This chart necessarily distorts the scale. The rainbow in the middle should really be so tiny you can't see it.

This chart necessarily distorts the scale. The rainbow in the middle representing visible light should be so tiny you can’t see it.

So there’s the light we see, and then there’s light that we can’t see. Radio waves and microwaves are really just different frequencies of light, or what scientists call “electromagnetic waves”. The full spectrum goes from a wavelength of 1,000 meters (extremely low-frequency radio waves) to 0.0000000000001 meters (gamma rays). Visible light goes from .0000004 meters (purple) to .0000007 meters (red). The difference between 400 nanometers and 700 nanometers is nothing compared to the size of the whole spectrum.


If the whole crazy rainbow of electromagnetic waves had a chart as big as the distance from LA to New York, the visible light part of the spectrum would be the size of the AIDS virus (green dots), and it would be about nine feet from the start of the line.

So that’s how small a fraction of the electromagnetic spectrum we see.

Then again, maybe just laying out the full range of practical wavelengths doesn’t really give a meaningful idea of how “big” the spectrum is. It could be that visible light is a bigger sliver than this visualization would suggest. I’m no physicist, so correct me if I’m missing something here. Or just tell me what you think.

Another surprising thing:

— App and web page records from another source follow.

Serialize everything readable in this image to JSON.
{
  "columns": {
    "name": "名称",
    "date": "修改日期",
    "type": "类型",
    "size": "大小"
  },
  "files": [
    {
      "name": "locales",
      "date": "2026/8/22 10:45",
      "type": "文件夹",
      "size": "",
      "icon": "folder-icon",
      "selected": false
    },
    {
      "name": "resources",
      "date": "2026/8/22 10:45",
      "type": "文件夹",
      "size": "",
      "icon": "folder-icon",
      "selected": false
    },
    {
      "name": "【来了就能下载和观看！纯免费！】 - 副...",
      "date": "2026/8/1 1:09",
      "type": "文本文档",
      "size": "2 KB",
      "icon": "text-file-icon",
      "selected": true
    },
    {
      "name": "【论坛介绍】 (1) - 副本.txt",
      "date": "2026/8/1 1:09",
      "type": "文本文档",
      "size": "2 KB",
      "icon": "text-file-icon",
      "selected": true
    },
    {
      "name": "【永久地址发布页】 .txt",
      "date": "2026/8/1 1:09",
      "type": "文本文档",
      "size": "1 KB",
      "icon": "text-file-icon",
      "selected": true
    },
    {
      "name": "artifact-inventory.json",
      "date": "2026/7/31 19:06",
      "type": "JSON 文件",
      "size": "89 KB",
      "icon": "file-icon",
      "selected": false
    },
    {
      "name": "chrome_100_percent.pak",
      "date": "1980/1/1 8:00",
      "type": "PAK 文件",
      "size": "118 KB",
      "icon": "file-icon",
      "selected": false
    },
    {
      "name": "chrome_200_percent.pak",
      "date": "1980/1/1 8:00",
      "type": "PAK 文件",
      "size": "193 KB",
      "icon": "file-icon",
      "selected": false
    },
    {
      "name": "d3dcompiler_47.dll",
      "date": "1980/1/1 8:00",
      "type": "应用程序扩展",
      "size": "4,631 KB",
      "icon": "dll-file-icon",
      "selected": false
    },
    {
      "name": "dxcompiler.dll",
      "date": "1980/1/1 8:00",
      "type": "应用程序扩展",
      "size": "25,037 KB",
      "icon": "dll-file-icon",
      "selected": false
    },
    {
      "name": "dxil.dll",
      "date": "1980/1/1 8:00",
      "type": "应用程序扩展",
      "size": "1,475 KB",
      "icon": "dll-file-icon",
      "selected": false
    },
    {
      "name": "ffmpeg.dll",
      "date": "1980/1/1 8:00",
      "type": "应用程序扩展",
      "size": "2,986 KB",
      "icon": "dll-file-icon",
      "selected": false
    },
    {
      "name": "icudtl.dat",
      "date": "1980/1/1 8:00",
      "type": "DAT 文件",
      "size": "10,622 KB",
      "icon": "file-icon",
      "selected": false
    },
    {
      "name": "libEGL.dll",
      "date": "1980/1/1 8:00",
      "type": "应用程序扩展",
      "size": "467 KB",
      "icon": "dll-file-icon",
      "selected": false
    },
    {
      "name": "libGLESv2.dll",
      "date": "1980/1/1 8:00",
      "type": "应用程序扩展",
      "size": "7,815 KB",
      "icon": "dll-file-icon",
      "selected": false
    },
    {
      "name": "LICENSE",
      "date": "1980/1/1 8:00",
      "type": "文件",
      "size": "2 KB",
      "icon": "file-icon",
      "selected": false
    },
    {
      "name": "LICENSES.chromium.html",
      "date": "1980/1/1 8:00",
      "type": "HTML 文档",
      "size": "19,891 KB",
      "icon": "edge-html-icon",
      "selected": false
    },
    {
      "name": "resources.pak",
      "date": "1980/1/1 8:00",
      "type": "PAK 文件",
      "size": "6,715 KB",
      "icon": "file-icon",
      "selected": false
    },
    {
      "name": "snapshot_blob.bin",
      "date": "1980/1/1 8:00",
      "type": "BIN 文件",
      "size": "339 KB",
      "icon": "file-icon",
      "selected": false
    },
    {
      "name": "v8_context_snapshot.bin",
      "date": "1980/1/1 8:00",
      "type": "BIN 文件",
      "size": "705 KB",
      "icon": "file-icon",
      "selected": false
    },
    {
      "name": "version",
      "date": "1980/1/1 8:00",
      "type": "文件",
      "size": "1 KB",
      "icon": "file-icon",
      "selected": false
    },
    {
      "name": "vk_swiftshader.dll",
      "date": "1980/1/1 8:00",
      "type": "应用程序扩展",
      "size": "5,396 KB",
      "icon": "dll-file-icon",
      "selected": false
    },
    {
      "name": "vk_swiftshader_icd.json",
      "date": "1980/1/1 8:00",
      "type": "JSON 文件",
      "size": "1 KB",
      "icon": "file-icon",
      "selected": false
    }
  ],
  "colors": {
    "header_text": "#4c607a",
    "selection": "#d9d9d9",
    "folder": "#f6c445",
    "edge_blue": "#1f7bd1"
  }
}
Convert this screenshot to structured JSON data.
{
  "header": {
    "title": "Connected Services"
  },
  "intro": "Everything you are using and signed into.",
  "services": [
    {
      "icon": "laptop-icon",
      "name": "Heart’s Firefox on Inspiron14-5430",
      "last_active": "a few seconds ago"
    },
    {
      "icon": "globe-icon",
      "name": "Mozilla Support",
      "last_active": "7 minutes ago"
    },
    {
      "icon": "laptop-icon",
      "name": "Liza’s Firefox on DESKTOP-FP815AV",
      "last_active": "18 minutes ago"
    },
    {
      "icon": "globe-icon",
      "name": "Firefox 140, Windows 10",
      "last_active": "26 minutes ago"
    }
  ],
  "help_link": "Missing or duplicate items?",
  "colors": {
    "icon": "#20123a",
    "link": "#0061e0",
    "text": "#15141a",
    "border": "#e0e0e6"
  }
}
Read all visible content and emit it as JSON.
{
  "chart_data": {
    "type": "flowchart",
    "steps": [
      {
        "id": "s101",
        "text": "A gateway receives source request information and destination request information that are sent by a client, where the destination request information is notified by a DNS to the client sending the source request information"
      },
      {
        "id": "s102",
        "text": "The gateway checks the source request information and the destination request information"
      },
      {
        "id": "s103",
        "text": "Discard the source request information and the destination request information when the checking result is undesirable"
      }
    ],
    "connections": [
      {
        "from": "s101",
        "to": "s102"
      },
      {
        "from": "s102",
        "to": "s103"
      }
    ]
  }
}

A cell-phone camera can reveal that your TV’s remote control is really a flashlight that shines an invisible color. Take video of the remote’s tip while you press its buttons, and you’ll see it lighting up on the cell phone’s screen even though you can’t see it with your own eyes. It’s shining an infrared color that’s invisible to our eyes.